Create an Emergency Fund: You should aim for between 3 to 6 months of your living expenses. My rule of thumb is that three months is adequate for someone who has a relatively secure job and six months is for someone who might be a consultant or has an unsteady income stream.

Start by socking away a set amount each week into what I call a Cash Can. Maybe it’s $5 or $10, but just do it. You get bonus points if you do it automatically ala the Pay Yourself First method of using an automatic transfer from your bank account. Put the funds aside into an account that’s hard to get to so you won’t be tempted to take money from it.

Resolve to Pay Yourself First: The most important bill you have to pay every month is the one you pay to yourself. The easiest way to fail to pay yourself first is not to make it automatic, that is, have money pulled directly from your savings account bi-weekly or every month.

I have money pulled from one bank account and placed in another on the 15th and 30th of every month. I did it this way because I’m paid bi-weekly. The reason paying yourself works so well is that the money is set aside before you have a chance to spend it. Aim to pay yourself at least 10% of your take-home pay. That might seem a little high right now, but that’s where the next tip can help.
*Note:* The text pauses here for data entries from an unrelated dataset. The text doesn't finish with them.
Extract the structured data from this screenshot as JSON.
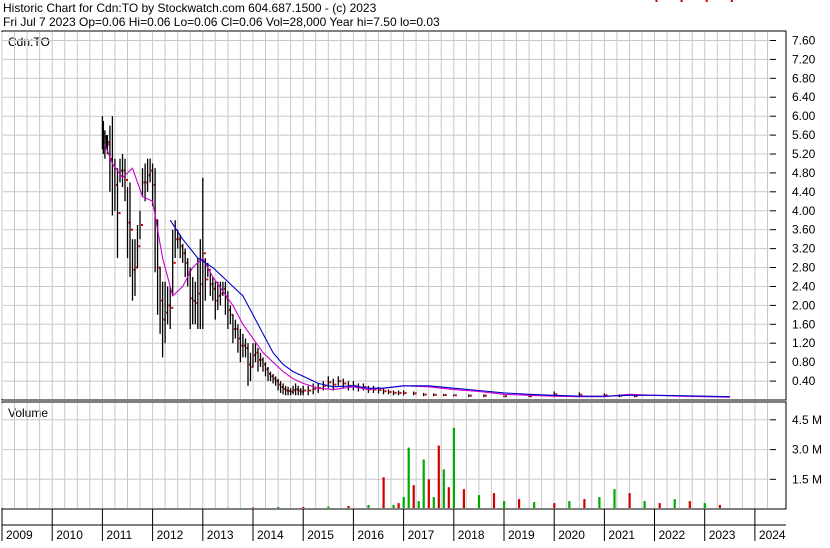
{
  "header": {
    "line1": "Historic Chart for Cdn:TO by Stockwatch.com 604.687.1500 - (c) 2023",
    "line2": "Fri Jul  7 2023  Op=0.06  Hi=0.06  Lo=0.06  Cl=0.06  Vol=28,000  Year hi=7.50  lo=0.03"
  },
  "chart_data": [
    {
      "type": "line",
      "title": "Cdn:TO",
      "ylim": [
        0,
        7.8
      ],
      "xlim": [
        2009.0,
        2024.3
      ],
      "yticks": [
        "7.60",
        "7.20",
        "6.80",
        "6.40",
        "6.00",
        "5.60",
        "5.20",
        "4.80",
        "4.40",
        "4.00",
        "3.60",
        "3.20",
        "2.80",
        "2.40",
        "2.00",
        "1.60",
        "1.20",
        "0.80",
        "0.40"
      ],
      "ytick_values": [
        7.6,
        7.2,
        6.8,
        6.4,
        6.0,
        5.6,
        5.2,
        4.8,
        4.4,
        4.0,
        3.6,
        3.2,
        2.8,
        2.4,
        2.0,
        1.6,
        1.2,
        0.8,
        0.4
      ],
      "grid": true,
      "colors": {
        "price": "#000000",
        "close_dot": "#cc0000",
        "ma_short": "#cc00cc",
        "ma_long": "#0000cc"
      },
      "series": [
        {
          "key": "price",
          "x": [
            2011.0,
            2011.02,
            2011.05,
            2011.08,
            2011.1,
            2011.15,
            2011.2,
            2011.25,
            2011.3,
            2011.35,
            2011.4,
            2011.45,
            2011.5,
            2011.55,
            2011.6,
            2011.65,
            2011.7,
            2011.75,
            2011.8,
            2011.85,
            2011.9,
            2011.95,
            2012.0,
            2012.05,
            2012.1,
            2012.15,
            2012.2,
            2012.25,
            2012.3,
            2012.35,
            2012.4,
            2012.45,
            2012.5,
            2012.55,
            2012.6,
            2012.65,
            2012.7,
            2012.75,
            2012.8,
            2012.85,
            2012.9,
            2012.95,
            2013.0,
            2013.05,
            2013.1,
            2013.15,
            2013.2,
            2013.25,
            2013.3,
            2013.35,
            2013.4,
            2013.45,
            2013.5,
            2013.55,
            2013.6,
            2013.65,
            2013.7,
            2013.75,
            2013.8,
            2013.85,
            2013.9,
            2013.95,
            2014.0,
            2014.05,
            2014.1,
            2014.15,
            2014.2,
            2014.25,
            2014.3,
            2014.35,
            2014.4,
            2014.45,
            2014.5,
            2014.55,
            2014.6,
            2014.65,
            2014.7,
            2014.75,
            2014.8,
            2014.85,
            2014.9,
            2014.95,
            2015.0,
            2015.1,
            2015.2,
            2015.3,
            2015.4,
            2015.5,
            2015.6,
            2015.7,
            2015.8,
            2015.9,
            2016.0,
            2016.1,
            2016.2,
            2016.3,
            2016.4,
            2016.5,
            2016.6,
            2016.7,
            2016.8,
            2016.9,
            2017.0,
            2017.2,
            2017.4,
            2017.6,
            2017.8,
            2018.0,
            2018.3,
            2018.6,
            2019.0,
            2019.5,
            2020.0,
            2020.5,
            2021.0,
            2021.3,
            2021.6,
            2022.0,
            2022.5,
            2023.0,
            2023.5
          ],
          "low": [
            5.3,
            5.2,
            5.1,
            5.3,
            5.2,
            4.4,
            3.9,
            4.0,
            3.0,
            4.6,
            4.5,
            4.2,
            3.0,
            2.6,
            2.1,
            2.2,
            2.8,
            3.4,
            4.3,
            4.2,
            4.4,
            4.6,
            4.1,
            2.7,
            1.8,
            1.4,
            0.9,
            1.2,
            1.6,
            1.5,
            2.2,
            3.0,
            3.2,
            3.0,
            2.9,
            2.6,
            2.4,
            1.5,
            1.6,
            1.6,
            1.5,
            1.5,
            1.5,
            2.1,
            2.6,
            2.2,
            2.1,
            1.7,
            1.9,
            2.0,
            2.2,
            1.8,
            1.5,
            1.6,
            1.2,
            1.3,
            1.0,
            0.8,
            0.9,
            0.9,
            0.3,
            0.4,
            0.7,
            0.8,
            0.6,
            0.7,
            0.6,
            0.5,
            0.4,
            0.4,
            0.35,
            0.3,
            0.2,
            0.15,
            0.12,
            0.1,
            0.1,
            0.1,
            0.12,
            0.1,
            0.1,
            0.1,
            0.1,
            0.1,
            0.12,
            0.15,
            0.2,
            0.25,
            0.2,
            0.3,
            0.25,
            0.2,
            0.2,
            0.18,
            0.2,
            0.15,
            0.15,
            0.14,
            0.12,
            0.12,
            0.1,
            0.1,
            0.1,
            0.1,
            0.08,
            0.08,
            0.08,
            0.08,
            0.06,
            0.06,
            0.06,
            0.06,
            0.06,
            0.06,
            0.06,
            0.06,
            0.06
          ],
          "high": [
            6.0,
            5.9,
            5.7,
            5.6,
            5.6,
            5.8,
            6.0,
            5.1,
            4.9,
            5.1,
            5.2,
            5.1,
            4.5,
            4.6,
            3.4,
            3.4,
            3.7,
            4.0,
            4.9,
            5.0,
            5.1,
            5.1,
            5.0,
            4.9,
            3.8,
            2.8,
            2.5,
            2.5,
            2.4,
            2.4,
            3.6,
            3.8,
            3.6,
            3.5,
            3.3,
            3.2,
            3.0,
            2.8,
            2.6,
            2.5,
            3.0,
            3.4,
            4.7,
            3.0,
            2.9,
            2.7,
            2.6,
            2.5,
            2.5,
            2.5,
            2.5,
            2.5,
            2.3,
            2.0,
            1.8,
            1.7,
            1.6,
            1.5,
            1.4,
            1.3,
            1.2,
            1.0,
            1.2,
            1.2,
            1.1,
            1.0,
            0.9,
            0.8,
            0.7,
            0.6,
            0.55,
            0.5,
            0.45,
            0.4,
            0.35,
            0.3,
            0.28,
            0.25,
            0.3,
            0.35,
            0.3,
            0.25,
            0.3,
            0.3,
            0.35,
            0.35,
            0.4,
            0.5,
            0.45,
            0.5,
            0.45,
            0.4,
            0.4,
            0.35,
            0.35,
            0.3,
            0.3,
            0.28,
            0.25,
            0.22,
            0.2,
            0.2,
            0.2,
            0.18,
            0.15,
            0.14,
            0.13,
            0.12,
            0.12,
            0.12,
            0.1,
            0.1,
            0.18,
            0.16,
            0.14,
            0.12,
            0.1
          ]
        },
        {
          "key": "ma_short",
          "x": [
            2011.05,
            2011.2,
            2011.4,
            2011.6,
            2011.8,
            2012.0,
            2012.2,
            2012.4,
            2012.6,
            2012.8,
            2013.0,
            2013.2,
            2013.4,
            2013.6,
            2013.8,
            2014.0,
            2014.2,
            2014.4,
            2014.6,
            2014.8,
            2015.0,
            2015.3,
            2015.6,
            2016.0,
            2016.3,
            2016.6,
            2017.0,
            2017.5,
            2018.0,
            2018.5,
            2019.0,
            2019.5,
            2020.0,
            2020.5,
            2021.0,
            2021.5,
            2022.0,
            2022.5,
            2023.0,
            2023.5
          ],
          "y": [
            5.4,
            5.0,
            4.7,
            4.9,
            4.3,
            4.2,
            3.0,
            2.2,
            2.4,
            2.8,
            3.0,
            2.6,
            2.3,
            2.0,
            1.6,
            1.3,
            1.0,
            0.8,
            0.6,
            0.45,
            0.35,
            0.25,
            0.22,
            0.28,
            0.22,
            0.25,
            0.3,
            0.28,
            0.22,
            0.18,
            0.12,
            0.1,
            0.08,
            0.07,
            0.07,
            0.12,
            0.1,
            0.08,
            0.07,
            0.06
          ]
        },
        {
          "key": "ma_long",
          "x": [
            2012.35,
            2012.6,
            2012.9,
            2013.2,
            2013.4,
            2013.6,
            2013.8,
            2014.0,
            2014.2,
            2014.4,
            2014.6,
            2014.8,
            2015.0,
            2015.3,
            2015.6,
            2016.0,
            2016.3,
            2016.6,
            2017.0,
            2017.5,
            2018.0,
            2018.5,
            2019.0,
            2019.5,
            2020.0,
            2020.5,
            2021.0,
            2021.5,
            2022.0,
            2022.5,
            2023.0,
            2023.5
          ],
          "y": [
            3.8,
            3.4,
            3.0,
            2.8,
            2.6,
            2.4,
            2.2,
            1.8,
            1.4,
            1.0,
            0.75,
            0.6,
            0.5,
            0.35,
            0.28,
            0.3,
            0.25,
            0.25,
            0.3,
            0.3,
            0.25,
            0.2,
            0.15,
            0.12,
            0.1,
            0.08,
            0.08,
            0.1,
            0.1,
            0.09,
            0.08,
            0.07
          ]
        }
      ]
    },
    {
      "type": "bar",
      "title": "Volume",
      "ylim": [
        0,
        5.4
      ],
      "yticks": [
        "4.5 M",
        "3.0 M",
        "1.5 M"
      ],
      "ytick_values": [
        4.5,
        3.0,
        1.5
      ],
      "x_years": [
        "2009",
        "2010",
        "2011",
        "2012",
        "2013",
        "2014",
        "2015",
        "2016",
        "2017",
        "2018",
        "2019",
        "2020",
        "2021",
        "2022",
        "2023",
        "2024"
      ],
      "colors": {
        "up": "#00aa00",
        "down": "#cc0000"
      },
      "x": [
        2011.0,
        2011.5,
        2012.0,
        2012.5,
        2013.0,
        2013.5,
        2014.0,
        2014.5,
        2015.0,
        2015.5,
        2015.9,
        2016.3,
        2016.6,
        2016.8,
        2016.9,
        2017.0,
        2017.1,
        2017.2,
        2017.3,
        2017.4,
        2017.5,
        2017.6,
        2017.7,
        2017.8,
        2017.9,
        2018.0,
        2018.2,
        2018.5,
        2018.8,
        2019.0,
        2019.3,
        2019.6,
        2020.0,
        2020.3,
        2020.6,
        2020.9,
        2021.2,
        2021.5,
        2021.8,
        2022.1,
        2022.4,
        2022.7,
        2023.0,
        2023.3
      ],
      "values": [
        0.05,
        0.05,
        0.04,
        0.05,
        0.05,
        0.06,
        0.08,
        0.1,
        0.1,
        0.12,
        0.15,
        0.2,
        1.6,
        0.2,
        0.3,
        0.6,
        3.1,
        1.2,
        0.4,
        2.5,
        1.5,
        0.6,
        3.2,
        2.0,
        1.1,
        4.1,
        1.0,
        0.7,
        0.8,
        0.4,
        0.5,
        0.35,
        0.3,
        0.4,
        0.5,
        0.6,
        1.0,
        0.8,
        0.4,
        0.3,
        0.5,
        0.4,
        0.3,
        0.2
      ],
      "up": [
        false,
        true,
        false,
        true,
        false,
        true,
        false,
        true,
        false,
        true,
        false,
        true,
        false,
        true,
        false,
        true,
        true,
        false,
        true,
        true,
        false,
        true,
        false,
        true,
        false,
        true,
        false,
        true,
        false,
        true,
        false,
        true,
        false,
        true,
        false,
        true,
        true,
        false,
        true,
        false,
        true,
        false,
        true,
        false
      ]
    }
  ]
}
Resolve to Live Below Your Means: One of the seven habits most millionaires have according to the research done by Stanley and Danko, the authors of The Millionaire Next Door, is that of being frugal. Being frugal is just another word for Living Below Your Means. Living below your means is not the same thing as being cheap, it means choosing not to spend all your income.

It means shopping around for the best deals and not spending all of your raises or bonuses on the latest doodad or gadget.

Again, it’s not about being cheap or living like a pauper. It’s about choosing not to spend every last dime you make so you have surplus funds left over each week that you can invest and help provide for your future.

Max Out Your Retirement Contributions: Politicians passed the 2001 Tax Reform Act and gave you a bunch of goodies, the most important of which was the increase in the amount you can sock away into your 401(k) and IRAs on a tax-deferred basis. Depending on your income, you can now sock away $12,000 into your 401(k) and $3,000 into your IRAs in 2003. You can put away even more if you’re over the age of 50.

Give Back: When you take the above advice and put the tips into effect, you’re going to immediately see a change in your lifestyle and your wealth. Be grateful for what you have and start to give some money away to charity

If your budget is currently too tight to donate money, how about donating your time? You can volunteer at the local shelter, soup kitchen, boys and girls club or a host of non-profit charities. If volunteering isn’t your cup of tea, how about donating the knowledge in your head? Lawyers do pro bono work and just about anyone can give away their professional services for free.

Also don’t forget you can give away your knowledge by creating a newsletter or setting up a web-site. It’s an easy way to give back and help others.

That’s why I write these articles. It’s my way of giving back and helping others avoid the mistakes I have made, as well as my way of passing on what I’ve learned about investing, personal finance and motivation.

There are a number of other things you can do, but I thought I’d post these main ones to kick off the discussion of major things you can do to improve your finances this year and to ensure that this is a prosperous New Year for you and your family.